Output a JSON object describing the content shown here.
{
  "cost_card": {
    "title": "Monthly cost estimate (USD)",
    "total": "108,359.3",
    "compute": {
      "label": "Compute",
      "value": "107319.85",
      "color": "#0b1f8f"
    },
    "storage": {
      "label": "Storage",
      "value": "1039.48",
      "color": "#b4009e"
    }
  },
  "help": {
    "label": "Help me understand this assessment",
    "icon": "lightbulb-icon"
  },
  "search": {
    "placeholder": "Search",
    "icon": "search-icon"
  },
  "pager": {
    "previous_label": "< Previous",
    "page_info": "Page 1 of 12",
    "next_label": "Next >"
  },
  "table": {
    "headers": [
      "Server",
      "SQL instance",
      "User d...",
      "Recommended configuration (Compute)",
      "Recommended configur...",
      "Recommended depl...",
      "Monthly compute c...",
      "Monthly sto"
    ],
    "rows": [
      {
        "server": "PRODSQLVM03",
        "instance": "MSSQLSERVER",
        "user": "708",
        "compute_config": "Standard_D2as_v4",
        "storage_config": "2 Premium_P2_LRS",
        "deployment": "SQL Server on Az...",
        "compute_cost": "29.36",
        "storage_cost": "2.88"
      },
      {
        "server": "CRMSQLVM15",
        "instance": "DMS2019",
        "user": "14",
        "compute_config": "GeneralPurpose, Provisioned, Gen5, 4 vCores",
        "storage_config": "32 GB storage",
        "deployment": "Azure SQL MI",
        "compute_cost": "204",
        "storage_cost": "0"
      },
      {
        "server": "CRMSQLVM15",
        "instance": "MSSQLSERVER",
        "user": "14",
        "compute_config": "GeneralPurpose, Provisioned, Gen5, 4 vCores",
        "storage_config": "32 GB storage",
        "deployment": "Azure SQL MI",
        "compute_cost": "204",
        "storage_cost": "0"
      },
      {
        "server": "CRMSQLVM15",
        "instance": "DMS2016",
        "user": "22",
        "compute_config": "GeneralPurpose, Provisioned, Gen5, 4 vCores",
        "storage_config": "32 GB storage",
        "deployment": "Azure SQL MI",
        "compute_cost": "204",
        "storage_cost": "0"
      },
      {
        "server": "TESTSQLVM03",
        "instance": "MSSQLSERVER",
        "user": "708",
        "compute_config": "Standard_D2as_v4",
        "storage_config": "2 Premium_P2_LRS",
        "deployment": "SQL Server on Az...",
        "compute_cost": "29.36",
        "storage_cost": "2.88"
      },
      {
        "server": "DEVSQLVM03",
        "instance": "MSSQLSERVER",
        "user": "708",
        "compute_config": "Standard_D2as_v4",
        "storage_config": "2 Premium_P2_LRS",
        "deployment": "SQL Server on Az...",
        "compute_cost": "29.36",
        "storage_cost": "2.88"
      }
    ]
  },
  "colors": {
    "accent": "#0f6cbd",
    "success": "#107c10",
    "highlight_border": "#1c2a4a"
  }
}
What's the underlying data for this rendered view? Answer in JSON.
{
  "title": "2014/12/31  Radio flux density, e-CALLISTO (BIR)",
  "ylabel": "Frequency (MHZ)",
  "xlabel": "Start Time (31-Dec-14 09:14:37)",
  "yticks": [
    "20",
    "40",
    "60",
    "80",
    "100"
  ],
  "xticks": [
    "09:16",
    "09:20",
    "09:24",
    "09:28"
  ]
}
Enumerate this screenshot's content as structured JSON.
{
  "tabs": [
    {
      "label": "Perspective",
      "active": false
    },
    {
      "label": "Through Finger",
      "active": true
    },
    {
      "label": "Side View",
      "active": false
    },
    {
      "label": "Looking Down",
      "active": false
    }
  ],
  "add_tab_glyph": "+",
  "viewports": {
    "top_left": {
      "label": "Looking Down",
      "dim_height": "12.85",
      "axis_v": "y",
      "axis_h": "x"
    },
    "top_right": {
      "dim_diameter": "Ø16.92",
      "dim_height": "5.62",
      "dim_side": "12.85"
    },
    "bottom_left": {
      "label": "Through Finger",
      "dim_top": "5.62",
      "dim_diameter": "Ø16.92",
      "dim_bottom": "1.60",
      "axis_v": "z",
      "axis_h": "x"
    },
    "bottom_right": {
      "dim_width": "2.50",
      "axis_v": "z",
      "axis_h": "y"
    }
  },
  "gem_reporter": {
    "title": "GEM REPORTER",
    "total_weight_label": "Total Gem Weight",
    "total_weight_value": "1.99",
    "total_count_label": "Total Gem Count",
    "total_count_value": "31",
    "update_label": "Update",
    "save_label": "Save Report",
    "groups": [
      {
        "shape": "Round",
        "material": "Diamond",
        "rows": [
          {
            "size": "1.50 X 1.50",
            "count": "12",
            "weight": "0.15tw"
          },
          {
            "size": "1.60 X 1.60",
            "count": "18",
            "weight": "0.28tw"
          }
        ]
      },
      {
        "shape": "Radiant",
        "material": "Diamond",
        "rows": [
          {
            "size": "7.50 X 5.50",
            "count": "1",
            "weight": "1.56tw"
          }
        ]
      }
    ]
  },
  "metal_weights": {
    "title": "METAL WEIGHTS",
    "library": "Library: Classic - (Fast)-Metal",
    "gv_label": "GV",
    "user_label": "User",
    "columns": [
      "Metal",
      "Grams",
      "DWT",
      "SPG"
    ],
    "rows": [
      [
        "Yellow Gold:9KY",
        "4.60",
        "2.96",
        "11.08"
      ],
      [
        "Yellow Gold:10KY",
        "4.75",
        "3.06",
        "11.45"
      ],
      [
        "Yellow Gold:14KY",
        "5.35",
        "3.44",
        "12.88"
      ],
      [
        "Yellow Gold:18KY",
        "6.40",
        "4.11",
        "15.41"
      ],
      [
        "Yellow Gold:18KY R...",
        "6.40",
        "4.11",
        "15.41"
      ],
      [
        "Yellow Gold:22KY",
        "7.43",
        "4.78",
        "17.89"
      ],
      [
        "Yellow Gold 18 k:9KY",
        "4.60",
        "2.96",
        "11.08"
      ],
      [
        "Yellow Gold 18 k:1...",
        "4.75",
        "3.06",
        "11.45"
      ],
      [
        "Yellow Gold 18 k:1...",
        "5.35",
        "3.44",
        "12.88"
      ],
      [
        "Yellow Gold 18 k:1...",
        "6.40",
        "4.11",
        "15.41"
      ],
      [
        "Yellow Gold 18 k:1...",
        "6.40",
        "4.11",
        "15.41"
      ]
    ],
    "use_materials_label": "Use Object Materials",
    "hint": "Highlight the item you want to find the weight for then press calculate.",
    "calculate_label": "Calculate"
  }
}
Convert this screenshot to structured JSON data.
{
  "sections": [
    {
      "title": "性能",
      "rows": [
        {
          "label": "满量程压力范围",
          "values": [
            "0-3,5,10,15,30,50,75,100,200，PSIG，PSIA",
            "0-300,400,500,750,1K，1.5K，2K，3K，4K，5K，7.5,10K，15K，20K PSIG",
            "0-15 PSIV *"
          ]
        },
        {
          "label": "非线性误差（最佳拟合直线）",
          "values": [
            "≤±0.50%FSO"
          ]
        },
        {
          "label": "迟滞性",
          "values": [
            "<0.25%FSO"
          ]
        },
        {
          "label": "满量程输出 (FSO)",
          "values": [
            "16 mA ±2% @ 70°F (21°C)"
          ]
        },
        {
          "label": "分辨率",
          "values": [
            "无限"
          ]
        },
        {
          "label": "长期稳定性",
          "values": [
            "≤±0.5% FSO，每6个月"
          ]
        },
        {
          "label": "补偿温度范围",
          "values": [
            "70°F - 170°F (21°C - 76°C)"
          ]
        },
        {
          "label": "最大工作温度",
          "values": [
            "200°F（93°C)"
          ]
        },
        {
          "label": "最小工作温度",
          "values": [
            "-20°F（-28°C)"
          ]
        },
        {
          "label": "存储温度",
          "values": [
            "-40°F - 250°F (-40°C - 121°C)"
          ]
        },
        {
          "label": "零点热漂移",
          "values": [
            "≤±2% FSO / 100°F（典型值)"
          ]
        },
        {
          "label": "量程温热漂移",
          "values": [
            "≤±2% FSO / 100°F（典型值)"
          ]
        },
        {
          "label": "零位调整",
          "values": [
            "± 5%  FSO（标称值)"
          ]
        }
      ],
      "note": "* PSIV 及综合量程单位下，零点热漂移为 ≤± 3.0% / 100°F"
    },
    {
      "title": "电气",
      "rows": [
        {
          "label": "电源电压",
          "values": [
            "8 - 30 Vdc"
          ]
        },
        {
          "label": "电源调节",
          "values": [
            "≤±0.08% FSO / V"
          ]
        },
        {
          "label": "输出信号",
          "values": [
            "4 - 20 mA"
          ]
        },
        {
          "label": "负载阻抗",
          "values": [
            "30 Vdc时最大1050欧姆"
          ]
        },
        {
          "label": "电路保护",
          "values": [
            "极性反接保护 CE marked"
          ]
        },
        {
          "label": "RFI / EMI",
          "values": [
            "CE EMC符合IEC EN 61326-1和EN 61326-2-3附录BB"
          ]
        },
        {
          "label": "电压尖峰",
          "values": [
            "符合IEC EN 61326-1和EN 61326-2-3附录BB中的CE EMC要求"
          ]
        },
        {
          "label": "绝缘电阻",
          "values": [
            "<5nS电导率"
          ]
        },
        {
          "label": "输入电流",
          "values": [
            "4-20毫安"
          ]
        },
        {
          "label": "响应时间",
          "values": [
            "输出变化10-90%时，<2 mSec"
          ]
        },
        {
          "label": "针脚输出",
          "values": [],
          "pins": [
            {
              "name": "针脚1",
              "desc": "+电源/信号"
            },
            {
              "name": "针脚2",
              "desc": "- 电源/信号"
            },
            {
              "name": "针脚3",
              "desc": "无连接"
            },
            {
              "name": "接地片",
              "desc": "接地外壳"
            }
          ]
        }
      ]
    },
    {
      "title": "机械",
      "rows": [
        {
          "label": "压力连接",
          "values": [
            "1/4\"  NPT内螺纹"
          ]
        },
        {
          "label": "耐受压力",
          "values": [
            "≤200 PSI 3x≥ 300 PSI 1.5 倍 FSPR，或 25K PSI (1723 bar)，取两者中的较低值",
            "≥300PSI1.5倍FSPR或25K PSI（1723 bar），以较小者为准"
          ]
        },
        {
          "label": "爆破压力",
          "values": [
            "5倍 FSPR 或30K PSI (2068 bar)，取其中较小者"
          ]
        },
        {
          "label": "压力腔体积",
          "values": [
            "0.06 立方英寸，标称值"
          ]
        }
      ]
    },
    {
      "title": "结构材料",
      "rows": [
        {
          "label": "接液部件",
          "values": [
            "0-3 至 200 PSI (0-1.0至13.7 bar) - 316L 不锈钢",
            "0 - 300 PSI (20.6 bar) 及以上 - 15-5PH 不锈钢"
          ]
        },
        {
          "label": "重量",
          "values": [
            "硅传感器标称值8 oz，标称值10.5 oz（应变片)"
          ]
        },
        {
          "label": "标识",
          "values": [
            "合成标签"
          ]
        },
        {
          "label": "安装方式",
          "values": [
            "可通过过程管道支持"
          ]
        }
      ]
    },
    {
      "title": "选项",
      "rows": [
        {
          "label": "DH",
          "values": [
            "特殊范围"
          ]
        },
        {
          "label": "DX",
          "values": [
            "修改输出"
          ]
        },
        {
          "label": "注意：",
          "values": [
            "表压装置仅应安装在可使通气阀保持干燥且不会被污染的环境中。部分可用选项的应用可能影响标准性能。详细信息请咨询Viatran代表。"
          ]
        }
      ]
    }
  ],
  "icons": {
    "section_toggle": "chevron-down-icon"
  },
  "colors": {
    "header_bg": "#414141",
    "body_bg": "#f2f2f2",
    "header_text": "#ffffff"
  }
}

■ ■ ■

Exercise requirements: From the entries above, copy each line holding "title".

Your response:
    "title": "Monthly cost estimate (USD)",
  "title": "2014/12/31  Radio flux density, e-CALLISTO (BIR)",
    "title": "GEM REPORTER",
    "title": "METAL WEIGHTS",
      "title": "性能",
      "title": "电气",
      "title": "机械",
      "title": "结构材料",
      "title": "选项",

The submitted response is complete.